**Task brief:**
What follows are records. Restate all of them word for word.

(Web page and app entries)
>>>
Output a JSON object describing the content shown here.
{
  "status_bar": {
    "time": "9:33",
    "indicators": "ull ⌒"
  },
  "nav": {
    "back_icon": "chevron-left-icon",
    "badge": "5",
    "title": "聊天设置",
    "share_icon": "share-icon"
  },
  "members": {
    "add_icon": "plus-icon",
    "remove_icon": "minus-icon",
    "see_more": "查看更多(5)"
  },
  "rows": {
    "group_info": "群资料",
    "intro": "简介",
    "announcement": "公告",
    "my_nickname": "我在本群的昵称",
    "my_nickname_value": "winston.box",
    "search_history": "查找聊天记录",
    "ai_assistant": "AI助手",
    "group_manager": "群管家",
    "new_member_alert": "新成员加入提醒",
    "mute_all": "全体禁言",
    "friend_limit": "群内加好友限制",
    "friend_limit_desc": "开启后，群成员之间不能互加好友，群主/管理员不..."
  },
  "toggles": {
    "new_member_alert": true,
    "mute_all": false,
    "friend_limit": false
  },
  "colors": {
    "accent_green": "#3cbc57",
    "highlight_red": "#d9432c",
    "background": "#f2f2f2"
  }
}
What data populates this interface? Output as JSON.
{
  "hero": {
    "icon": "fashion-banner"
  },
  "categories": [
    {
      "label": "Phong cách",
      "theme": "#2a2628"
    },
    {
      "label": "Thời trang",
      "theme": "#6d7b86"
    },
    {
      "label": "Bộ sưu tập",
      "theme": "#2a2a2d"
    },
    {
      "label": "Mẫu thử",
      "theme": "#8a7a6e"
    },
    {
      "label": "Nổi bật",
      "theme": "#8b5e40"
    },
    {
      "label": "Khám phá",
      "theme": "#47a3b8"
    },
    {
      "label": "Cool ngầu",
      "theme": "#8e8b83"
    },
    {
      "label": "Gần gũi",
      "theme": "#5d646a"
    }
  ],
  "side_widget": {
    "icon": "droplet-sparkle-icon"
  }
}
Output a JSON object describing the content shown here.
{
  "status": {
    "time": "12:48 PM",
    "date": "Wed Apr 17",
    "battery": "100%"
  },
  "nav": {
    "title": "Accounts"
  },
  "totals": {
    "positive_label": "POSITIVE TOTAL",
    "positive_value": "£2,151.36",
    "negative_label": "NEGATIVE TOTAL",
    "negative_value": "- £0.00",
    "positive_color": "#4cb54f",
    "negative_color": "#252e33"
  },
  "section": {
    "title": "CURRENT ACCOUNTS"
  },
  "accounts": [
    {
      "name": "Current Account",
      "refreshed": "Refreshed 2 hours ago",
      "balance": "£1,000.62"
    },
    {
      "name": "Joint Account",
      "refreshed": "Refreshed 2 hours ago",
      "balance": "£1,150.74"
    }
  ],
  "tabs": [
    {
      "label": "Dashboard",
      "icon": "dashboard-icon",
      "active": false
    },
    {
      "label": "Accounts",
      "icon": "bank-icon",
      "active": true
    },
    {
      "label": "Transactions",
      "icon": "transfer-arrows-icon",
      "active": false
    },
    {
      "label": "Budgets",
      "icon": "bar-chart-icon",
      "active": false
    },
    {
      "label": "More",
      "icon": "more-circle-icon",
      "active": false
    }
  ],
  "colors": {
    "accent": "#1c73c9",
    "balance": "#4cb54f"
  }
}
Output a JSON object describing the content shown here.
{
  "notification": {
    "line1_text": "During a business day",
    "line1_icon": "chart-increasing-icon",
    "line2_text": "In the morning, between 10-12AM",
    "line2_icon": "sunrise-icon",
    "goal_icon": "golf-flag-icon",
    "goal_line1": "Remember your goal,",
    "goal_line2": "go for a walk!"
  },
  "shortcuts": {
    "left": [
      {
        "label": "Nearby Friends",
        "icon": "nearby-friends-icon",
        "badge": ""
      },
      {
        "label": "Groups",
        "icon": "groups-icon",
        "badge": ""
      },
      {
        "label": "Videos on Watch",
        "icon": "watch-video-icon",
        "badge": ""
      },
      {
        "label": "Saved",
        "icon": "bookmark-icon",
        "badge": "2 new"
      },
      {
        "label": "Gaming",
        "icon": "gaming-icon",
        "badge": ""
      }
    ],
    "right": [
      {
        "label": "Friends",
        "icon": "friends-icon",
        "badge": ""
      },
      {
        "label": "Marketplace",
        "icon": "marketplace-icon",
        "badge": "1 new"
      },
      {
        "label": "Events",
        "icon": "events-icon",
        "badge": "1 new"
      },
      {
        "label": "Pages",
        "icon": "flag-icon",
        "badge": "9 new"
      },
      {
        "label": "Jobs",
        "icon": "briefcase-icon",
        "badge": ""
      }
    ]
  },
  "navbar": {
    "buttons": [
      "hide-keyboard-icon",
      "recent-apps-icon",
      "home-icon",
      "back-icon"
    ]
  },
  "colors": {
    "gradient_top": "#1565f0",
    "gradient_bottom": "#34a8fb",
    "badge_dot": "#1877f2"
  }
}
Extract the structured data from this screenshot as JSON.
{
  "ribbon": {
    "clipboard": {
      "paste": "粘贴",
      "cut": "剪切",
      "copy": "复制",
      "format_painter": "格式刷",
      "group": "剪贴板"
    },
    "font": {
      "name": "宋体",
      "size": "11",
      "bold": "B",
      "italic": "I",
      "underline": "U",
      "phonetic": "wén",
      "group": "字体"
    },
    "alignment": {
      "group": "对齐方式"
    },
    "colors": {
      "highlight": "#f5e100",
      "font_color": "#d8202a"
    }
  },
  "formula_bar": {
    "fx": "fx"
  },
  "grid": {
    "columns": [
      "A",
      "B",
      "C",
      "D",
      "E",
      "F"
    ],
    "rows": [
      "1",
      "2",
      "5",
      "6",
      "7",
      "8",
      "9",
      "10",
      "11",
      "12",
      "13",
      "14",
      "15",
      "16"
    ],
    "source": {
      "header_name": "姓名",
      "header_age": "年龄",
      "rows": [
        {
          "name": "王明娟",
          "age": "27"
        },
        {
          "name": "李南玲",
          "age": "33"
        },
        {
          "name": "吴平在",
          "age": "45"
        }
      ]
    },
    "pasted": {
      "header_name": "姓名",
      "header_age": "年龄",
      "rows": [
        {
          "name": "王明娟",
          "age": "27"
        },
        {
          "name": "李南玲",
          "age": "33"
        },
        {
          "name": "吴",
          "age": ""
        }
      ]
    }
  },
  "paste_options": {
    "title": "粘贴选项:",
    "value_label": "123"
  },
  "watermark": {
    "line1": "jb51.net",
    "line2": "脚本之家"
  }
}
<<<
**Reply to the exercise:**
Output a JSON object describing the content shown here.
{
  "status_bar": {
    "time": "9:33",
    "indicators": "ull ⌒"
  },
  "nav": {
    "back_icon": "chevron-left-icon",
    "badge": "5",
    "title": "聊天设置",
    "share_icon": "share-icon"
  },
  "members": {
    "add_icon": "plus-icon",
    "remove_icon": "minus-icon",
    "see_more": "查看更多(5)"
  },
  "rows": {
    "group_info": "群资料",
    "intro": "简介",
    "announcement": "公告",
    "my_nickname": "我在本群的昵称",
    "my_nickname_value": "winston.box",
    "search_history": "查找聊天记录",
    "ai_assistant": "AI助手",
    "group_manager": "群管家",
    "new_member_alert": "新成员加入提醒",
    "mute_all": "全体禁言",
    "friend_limit": "群内加好友限制",
    "friend_limit_desc": "开启后，群成员之间不能互加好友，群主/管理员不..."
  },
  "toggles": {
    "new_member_alert": true,
    "mute_all": false,
    "friend_limit": false
  },
  "colors": {
    "accent_green": "#3cbc57",
    "highlight_red": "#d9432c",
    "background": "#f2f2f2"
  }
}
What data populates this interface? Output as JSON.
{
  "hero": {
    "icon": "fashion-banner"
  },
  "categories": [
    {
      "label": "Phong cách",
      "theme": "#2a2628"
    },
    {
      "label": "Thời trang",
      "theme": "#6d7b86"
    },
    {
      "label": "Bộ sưu tập",
      "theme": "#2a2a2d"
    },
    {
      "label": "Mẫu thử",
      "theme": "#8a7a6e"
    },
    {
      "label": "Nổi bật",
      "theme": "#8b5e40"
    },
    {
      "label": "Khám phá",
      "theme": "#47a3b8"
    },
    {
      "label": "Cool ngầu",
      "theme": "#8e8b83"
    },
    {
      "label": "Gần gũi",
      "theme": "#5d646a"
    }
  ],
  "side_widget": {
    "icon": "droplet-sparkle-icon"
  }
}
Output a JSON object describing the content shown here.
{
  "status": {
    "time": "12:48 PM",
    "date": "Wed Apr 17",
    "battery": "100%"
  },
  "nav": {
    "title": "Accounts"
  },
  "totals": {
    "positive_label": "POSITIVE TOTAL",
    "positive_value": "£2,151.36",
    "negative_label": "NEGATIVE TOTAL",
    "negative_value": "- £0.00",
    "positive_color": "#4cb54f",
    "negative_color": "#252e33"
  },
  "section": {
    "title": "CURRENT ACCOUNTS"
  },
  "accounts": [
    {
      "name": "Current Account",
      "refreshed": "Refreshed 2 hours ago",
      "balance": "£1,000.62"
    },
    {
      "name": "Joint Account",
      "refreshed": "Refreshed 2 hours ago",
      "balance": "£1,150.74"
    }
  ],
  "tabs": [
    {
      "label": "Dashboard",
      "icon": "dashboard-icon",
      "active": false
    },
    {
      "label": "Accounts",
      "icon": "bank-icon",
      "active": true
    },
    {
      "label": "Transactions",
      "icon": "transfer-arrows-icon",
      "active": false
    },
    {
      "label": "Budgets",
      "icon": "bar-chart-icon",
      "active": false
    },
    {
      "label": "More",
      "icon": "more-circle-icon",
      "active": false
    }
  ],
  "colors": {
    "accent": "#1c73c9",
    "balance": "#4cb54f"
  }
}
Output a JSON object describing the content shown here.
{
  "notification": {
    "line1_text": "During a business day",
    "line1_icon": "chart-increasing-icon",
    "line2_text": "In the morning, between 10-12AM",
    "line2_icon": "sunrise-icon",
    "goal_icon": "golf-flag-icon",
    "goal_line1": "Remember your goal,",
    "goal_line2": "go for a walk!"
  },
  "shortcuts": {
    "left": [
      {
        "label": "Nearby Friends",
        "icon": "nearby-friends-icon",
        "badge": ""
      },
      {
        "label": "Groups",
        "icon": "groups-icon",
        "badge": ""
      },
      {
        "label": "Videos on Watch",
        "icon": "watch-video-icon",
        "badge": ""
      },
      {
        "label": "Saved",
        "icon": "bookmark-icon",
        "badge": "2 new"
      },
      {
        "label": "Gaming",
        "icon": "gaming-icon",
        "badge": ""
      }
    ],
    "right": [
      {
        "label": "Friends",
        "icon": "friends-icon",
        "badge": ""
      },
      {
        "label": "Marketplace",
        "icon": "marketplace-icon",
        "badge": "1 new"
      },
      {
        "label": "Events",
        "icon": "events-icon",
        "badge": "1 new"
      },
      {
        "label": "Pages",
        "icon": "flag-icon",
        "badge": "9 new"
      },
      {
        "label": "Jobs",
        "icon": "briefcase-icon",
        "badge": ""
      }
    ]
  },
  "navbar": {
    "buttons": [
      "hide-keyboard-icon",
      "recent-apps-icon",
      "home-icon",
      "back-icon"
    ]
  },
  "colors": {
    "gradient_top": "#1565f0",
    "gradient_bottom": "#34a8fb",
    "badge_dot": "#1877f2"
  }
}
Extract the structured data from this screenshot as JSON.
{
  "ribbon": {
    "clipboard": {
      "paste": "粘贴",
      "cut": "剪切",
      "copy": "复制",
      "format_painter": "格式刷",
      "group": "剪贴板"
    },
    "font": {
      "name": "宋体",
      "size": "11",
      "bold": "B",
      "italic": "I",
      "underline": "U",
      "phonetic": "wén",
      "group": "字体"
    },
    "alignment": {
      "group": "对齐方式"
    },
    "colors": {
      "highlight": "#f5e100",
      "font_color": "#d8202a"
    }
  },
  "formula_bar": {
    "fx": "fx"
  },
  "grid": {
    "columns": [
      "A",
      "B",
      "C",
      "D",
      "E",
      "F"
    ],
    "rows": [
      "1",
      "2",
      "5",
      "6",
      "7",
      "8",
      "9",
      "10",
      "11",
      "12",
      "13",
      "14",
      "15",
      "16"
    ],
    "source": {
      "header_name": "姓名",
      "header_age": "年龄",
      "rows": [
        {
          "name": "王明娟",
          "age": "27"
        },
        {
          "name": "李南玲",
          "age": "33"
        },
        {
          "name": "吴平在",
          "age": "45"
        }
      ]
    },
    "pasted": {
      "header_name": "姓名",
      "header_age": "年龄",
      "rows": [
        {
          "name": "王明娟",
          "age": "27"
        },
        {
          "name": "李南玲",
          "age": "33"
        },
        {
          "name": "吴",
          "age": ""
        }
      ]
    }
  },
  "paste_options": {
    "title": "粘贴选项:",
    "value_label": "123"
  },
  "watermark": {
    "line1": "jb51.net",
    "line2": "脚本之家"
  }
}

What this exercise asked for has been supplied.